Tunisia is opting for Pfizer and Morocco is considering multiple candidates while Algeria negotiates.
Rabat – Algeria, Morocco, and Tunisia have chosen different paths on the road to distributing COVID-19 vaccines in the Maghreb region. Morocco announced its vaccination campaign in November, Tunisia confirmed its vaccine candidate on Tuesday, while Algeria waits for the return of its president to finalize the decision.
Maghrebi country Libya is still embroiled in its internal peace process. The country has committed to purchasing roughly $10 million worth of vaccines, and has worked with UNICEF and the WHO to see vaccines arrive in the first quarter of 2021. Disturbingly, Libya does not feature on the list of countries eligible to receive vaccines through the COVAX mechanism.

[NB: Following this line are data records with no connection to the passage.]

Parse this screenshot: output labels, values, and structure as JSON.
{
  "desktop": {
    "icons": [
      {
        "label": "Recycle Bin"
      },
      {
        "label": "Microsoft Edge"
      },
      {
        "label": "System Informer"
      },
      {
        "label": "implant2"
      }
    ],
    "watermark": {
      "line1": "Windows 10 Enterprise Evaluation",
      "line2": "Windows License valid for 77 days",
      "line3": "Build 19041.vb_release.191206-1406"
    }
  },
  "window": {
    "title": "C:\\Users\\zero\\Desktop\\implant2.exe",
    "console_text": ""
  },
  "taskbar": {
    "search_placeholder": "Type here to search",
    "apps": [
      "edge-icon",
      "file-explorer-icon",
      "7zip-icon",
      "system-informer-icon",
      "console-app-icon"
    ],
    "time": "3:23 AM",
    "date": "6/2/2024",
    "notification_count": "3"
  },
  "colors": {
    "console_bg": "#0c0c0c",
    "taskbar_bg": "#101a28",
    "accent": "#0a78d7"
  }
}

COVAX aims to ensure a fair distribution of vaccines to lower and middle-income countries. Algeria, Morocco, and Tunisia are all eligible to receive vaccines through the mechanism, with Libya being the only country in the Maghreb that is absent from the list.

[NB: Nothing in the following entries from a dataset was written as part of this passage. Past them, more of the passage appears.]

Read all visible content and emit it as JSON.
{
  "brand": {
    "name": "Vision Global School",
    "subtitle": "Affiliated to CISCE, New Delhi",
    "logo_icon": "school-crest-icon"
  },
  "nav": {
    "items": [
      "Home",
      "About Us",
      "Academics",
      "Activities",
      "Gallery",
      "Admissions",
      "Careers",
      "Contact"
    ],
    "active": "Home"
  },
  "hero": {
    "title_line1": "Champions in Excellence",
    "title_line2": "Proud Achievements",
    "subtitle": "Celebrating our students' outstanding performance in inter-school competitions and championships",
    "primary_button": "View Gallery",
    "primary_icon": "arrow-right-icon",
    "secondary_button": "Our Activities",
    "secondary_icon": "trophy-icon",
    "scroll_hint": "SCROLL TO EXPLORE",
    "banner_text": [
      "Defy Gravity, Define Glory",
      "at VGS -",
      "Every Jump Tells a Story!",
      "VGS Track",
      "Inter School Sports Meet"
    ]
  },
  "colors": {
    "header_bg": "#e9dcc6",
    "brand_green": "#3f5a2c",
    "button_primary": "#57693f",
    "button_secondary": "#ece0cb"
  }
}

Tunisia’s government announced on Tuesday that it had signed a contract for the vaccine Pfizer and BioNtech produced. The head of the country’s Pasteur Institute, Hechmi Louzir, estimates that the first 2 million doses of the US-German vaccine should arrive by the end of March 2021.
The government has agreed to pay a fee of $7 per dose and will distribute the vaccine for free. The first batches in the highly-anticipated vaccination campaign will focus on high-risk patients, the elderly, and healthcare workers. The US is starting to vaccinate its citizens with the same vaccine Tunisia chose, with the first healthcare workers receiving an injection on Monday.
The vaccine that Pfizer and BioNtech developed is in high demand. The US and other major Western countries have already purchased millions of doses, leading to fears that this could delay its distribution in the Maghreb. The pharmaceutical companies intend to produce 1.3 billion doses by the end of 2021.
Morocco’s government explored several different vaccine candidates for its vaccination campaign. The country intends to be the first to distribute vaccines in the Maghreb and hopes to become a vaccine manufacturing and distribution hub for Africa.
Morocco has opted to start using the Sinopharm vaccine, which China has already used to vaccinate a million citizens, but is still considering other candidates in order to not rely on a single manufacturer.
The country is considering Russia’s Sputnik V vaccine, among others, and is eligible to receive Western-developed vaccines through the COVAX mechanism.
Morocco chose the Sinopharm vaccine for the national vaccination campaign. The country aims to soon produce and distribute Moroccan-made vaccines across the Maghreb and Africa as a whole.
The government of Algeria has promised it will provide free and safe vaccines to its population as early as January. The government at the start of December promised to announce “in a few days” which candidate it had chosen. Algeria is in discussions with Russia to purchase and locally produce its Sputnik V vaccine.
Yet many questions remain regarding the vaccine. While the government has aimed to reassure the population that it will provide a free and effective vaccine, many have their doubts. Amid a severe economic crisis, a vacant presidential office, and continuous government obfuscation, few have confidence in the validity of government statements.
On Monday Algeria’s Minister of Health Abderrahmane Benbouzid stated that the vaccine would “inevitably” be free but that the announcement of the chosen candidate was the president’s jurisdiction, not that of the Ministry of Health.
Algeria’s government appears to be waiting for the return of its COVID-19-afflicted president before it announces its candidate. It is possible that Algeria will be the last country in the Maghreb to receive vaccines if it does not make a decision soon.